The Fort Pitt Museum will celebrate its 50th year in 2019.
Planning for the museum and Point State Park began as early as the 1830s when Pittsburgh Mayor James McClintock called for development of the wharves and a park. Many different ideas went into the park’s planning, including who to memorialize and how to utilize the unique space at the Forks of the Ohio River to honor history, attract new businesses and residents, and bring Pittsburgh into the modern age.
Enjoy five fascinating Fort Pitt facts as we count down the days until our 50th year:
1. In 1930, Pa. Senator David A. Reed called for the establishment of a memorial at the Point to George Rogers Clark and those that established Pittsburgh as the Gateway to the West. Allegheny County Planning Commissioner A. Marshall Bell and local architect Edward B. Lee submitted a proposal that included a tall illuminated monument to Clark, pioneer museum and park, town hall, historic monument site and park, water park and boat landings, parking spaces, and space set aside for future memorials. Theirs was one of many plans submitted, including a cantilever design by Frank Lloyd Wright.
2. On March 26, 1938, the Historical Society of Western Pennsylvania, more commonly known now as the Senator John Heinz History Center, National Park Service, and newly created Point Park Commission, hosted a 600-person dinner at the William Penn Hotel to outline the Commission’s plans to create a national park and shrine dedicated to George Washington at the Forks of the Ohio. Progress was halted in 1941 with the onset of World War II.
3. A Development Study published in November 1945 by the Pittsburgh Regional Planning Association discussed how the highways, rivers, and fort sites could work together to create an historic and aesthetically pleasing park. Charles M. Stotz was the study’s architect. He suggested a full reconstruction of Fort Duquesne stating in his report, “Of all these forts the largest and most pretentious was … Fort Pitt, but the most significant historically was Fort Duquesne which stood as the symbol of French occupation…there was indeed a great question whether the civilization of inland America would be French or British.”
4. The same company that participated in the construction of the 1911 Point and 1925 Manchester Bridges, which were replaced by the Fort Pitt and Fort Duquesne Bridges, was responsible for their demolition in 1970 – Dravo Corporation.
5. The Fort Pitt Museum was not fully opened or dedicated until 1969, but its William Pitt Memorial Hall opened to visitors on July 3, 1967. The museum had three staff members: Museum Director L. R. Bailey, a historic sites archaeologist; Curator John W. Harpster, a Wilkinsburg native who attended and taught at the University of Pittsburgh, worked for the Pennsylvania Historical and Museum Commission, and was an archivist for the Historical Society of Western Pennsylvania; and Museum Secretary Elizabeth Hood, who had worked for the Pennsylvania Historical and Museum Commission for seven years and was associated with the War History Commission, The Pennsylvania Society Federation of Junior Historians, and the William Penn Tercentenary Committee. After being open for two days, the staff noted that 2,000 visitors had walked through the one-third of the museum that was open – William Pitt Memorial Hall.

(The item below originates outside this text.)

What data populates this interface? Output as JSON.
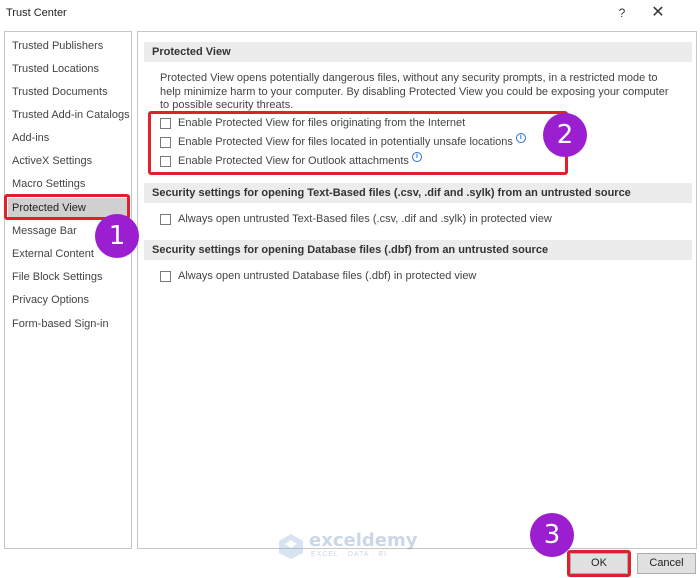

Kathleen Lugarich is the education manager at the Fort Pitt Museum.